I petitioned for him [to get an immigrant visa] in 2016, and he was put on hold for administrative processing. What’s been happening with a lot of these cases is that people going in to get interviewed might not be rejected outright but get put under processing. It’s like a black hole — you don’t know where it is, what’s happening, how long it will take. No one can tell you anything.
In the last two and a half years since we’ve been married, I’ve only seen him, like, three times. It’s been horrific, although I feel like this ordeal has gotten us closer to each other. There’s no way I’ll abandon him.
How much of your husband’s situation do you attribute to the Trump administration, and how much is due to issues that were going on before?
This is nothing new to us. Yemeni Americans have been suffering with these long waits for a very long time. For Basheer [Althaibani’s husband], administrative processing is not due to the Trump administration. But since the ban, everything has really slowed down, if it hasn’t stopped completely.
You can imagine these officials at the State Department and the USCIS [United States Citizenship and Immigration Services] and the embassies — they don’t know what to do. If for almost an entire year you’re just waiting to hear whether you can do your job or not, it creates a lot of delays. Even if the Supreme Court rules in our favor, you can imagine the kind of backlog they’ll have. It’s crazy.
The Supreme Court should be hearing arguments on the third ban in April, and I’m hoping, and at the same time terrified, what the decision will be.
You know what’s the saddest part? Many of these family members that are stranded outside of Yemen and waiting to join their spouses are women. Women are the ones that are really suffering. It’s a big, big strain on them, physically and emotionally.
You mentioned the upcoming Supreme Court decision on Trump’s third travel ban. What else are you hopeful for this year?

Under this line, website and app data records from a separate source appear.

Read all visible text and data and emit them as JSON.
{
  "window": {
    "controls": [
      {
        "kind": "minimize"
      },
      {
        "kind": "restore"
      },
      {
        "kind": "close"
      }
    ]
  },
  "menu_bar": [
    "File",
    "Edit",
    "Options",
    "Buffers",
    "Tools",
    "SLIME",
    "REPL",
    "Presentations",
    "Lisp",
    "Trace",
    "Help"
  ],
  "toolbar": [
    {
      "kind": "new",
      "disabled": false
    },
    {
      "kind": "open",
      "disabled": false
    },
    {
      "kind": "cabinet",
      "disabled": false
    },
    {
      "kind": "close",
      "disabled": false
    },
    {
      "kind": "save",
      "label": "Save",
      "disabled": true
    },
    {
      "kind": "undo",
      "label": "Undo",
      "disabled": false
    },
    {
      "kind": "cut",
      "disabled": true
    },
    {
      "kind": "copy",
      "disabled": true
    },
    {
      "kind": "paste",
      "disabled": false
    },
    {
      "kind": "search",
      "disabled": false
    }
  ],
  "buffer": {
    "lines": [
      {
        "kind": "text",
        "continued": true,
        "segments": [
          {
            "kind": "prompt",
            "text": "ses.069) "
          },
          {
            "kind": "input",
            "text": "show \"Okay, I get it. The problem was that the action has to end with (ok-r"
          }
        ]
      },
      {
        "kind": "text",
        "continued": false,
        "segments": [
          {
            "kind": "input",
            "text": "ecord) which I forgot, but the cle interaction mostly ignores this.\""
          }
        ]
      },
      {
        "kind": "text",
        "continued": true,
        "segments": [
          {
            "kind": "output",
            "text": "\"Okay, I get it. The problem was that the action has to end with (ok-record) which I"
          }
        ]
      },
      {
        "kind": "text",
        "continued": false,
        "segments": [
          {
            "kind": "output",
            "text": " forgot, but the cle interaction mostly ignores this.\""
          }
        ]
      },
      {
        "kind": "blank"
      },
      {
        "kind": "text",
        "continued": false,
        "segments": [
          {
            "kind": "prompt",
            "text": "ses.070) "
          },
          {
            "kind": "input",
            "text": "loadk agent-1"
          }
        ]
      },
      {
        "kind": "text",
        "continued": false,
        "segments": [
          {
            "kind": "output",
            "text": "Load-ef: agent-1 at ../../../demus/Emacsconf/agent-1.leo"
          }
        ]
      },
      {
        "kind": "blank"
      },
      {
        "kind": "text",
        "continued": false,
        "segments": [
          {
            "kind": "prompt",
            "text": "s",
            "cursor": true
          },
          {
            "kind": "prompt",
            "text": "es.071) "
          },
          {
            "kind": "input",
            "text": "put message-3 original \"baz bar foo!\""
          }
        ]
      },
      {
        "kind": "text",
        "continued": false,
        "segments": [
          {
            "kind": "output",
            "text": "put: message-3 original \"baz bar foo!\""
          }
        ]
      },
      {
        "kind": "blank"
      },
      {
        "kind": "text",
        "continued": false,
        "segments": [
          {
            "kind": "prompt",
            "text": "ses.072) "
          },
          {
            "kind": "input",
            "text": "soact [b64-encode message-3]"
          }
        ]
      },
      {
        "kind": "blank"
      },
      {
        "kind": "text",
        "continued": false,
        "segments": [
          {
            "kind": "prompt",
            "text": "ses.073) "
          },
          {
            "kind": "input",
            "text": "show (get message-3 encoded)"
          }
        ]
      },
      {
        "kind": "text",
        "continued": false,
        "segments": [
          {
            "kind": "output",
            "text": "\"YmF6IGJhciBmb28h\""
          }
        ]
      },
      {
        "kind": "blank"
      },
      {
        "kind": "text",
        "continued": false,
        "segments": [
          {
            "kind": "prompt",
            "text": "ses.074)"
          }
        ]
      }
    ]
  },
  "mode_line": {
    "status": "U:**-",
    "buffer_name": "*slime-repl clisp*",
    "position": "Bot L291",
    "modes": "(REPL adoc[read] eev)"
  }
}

We’ve got to take the House back. I’m going to work very hard in terms of organizing when it comes to the 2018 elections. There’s no other way for us to stop this madness. I think our only hope, if the Supreme Court does not rule in our favor, is we get to control the House and they introduce a bill that can address this disaster that we’re facing. The ban is not a travel ban; it’s a Muslim ban. It’s racist.
Thank God we’re getting close — November will be here before we know it. At this point, there’s a lot of hope out there. You see all these seats being flipped in really deep-red states and communities and districts throughout the country. I think we have a very good chance of a blue wave, as they say.
And then a hope is, too, that maybe my husband will be here this year.
What are the most important issues to watch when it comes to women’s rights and gender equality this year?
How bad could it be for us? The president of the United States is misogynist, sexist. If there’s any proof of our power and our strength, it’s going to show in November 2018. I believe women are the ones that are going lead this movement to take back the districts. I know that there’s a lot of female candidates running, which is so exciting for me. That’s kind of a response to what’s happening.
And it’s not just national. I’m talking about local, everything. I know so many women right now that
How do you see the intersections between women’s rights, gender equality, immigrants’ rights, rights for refugees, and rights for Muslim Americans?
One thing that I think may be a positive thing coming out of the Trump presidency is that we’ve all begun to see how interconnected we are and how all these issues really impact us. What I’ve seen in the past year since Trump came into power is that people are so willing to listen and to work together — people from all walks of life.
We are not going to agree on everything, but there are common themes. All of these issues bring us together, and I’ve never seen that before. I’m just hoping that we continue to work together because I’ve made connections that I would’ve never thought that I could prior to the craziness of this administration, and that’s a good sign.
We’re all in this together. If they’re coming for me today, they’re coming for you tomorrow. I think everybody knows that by now.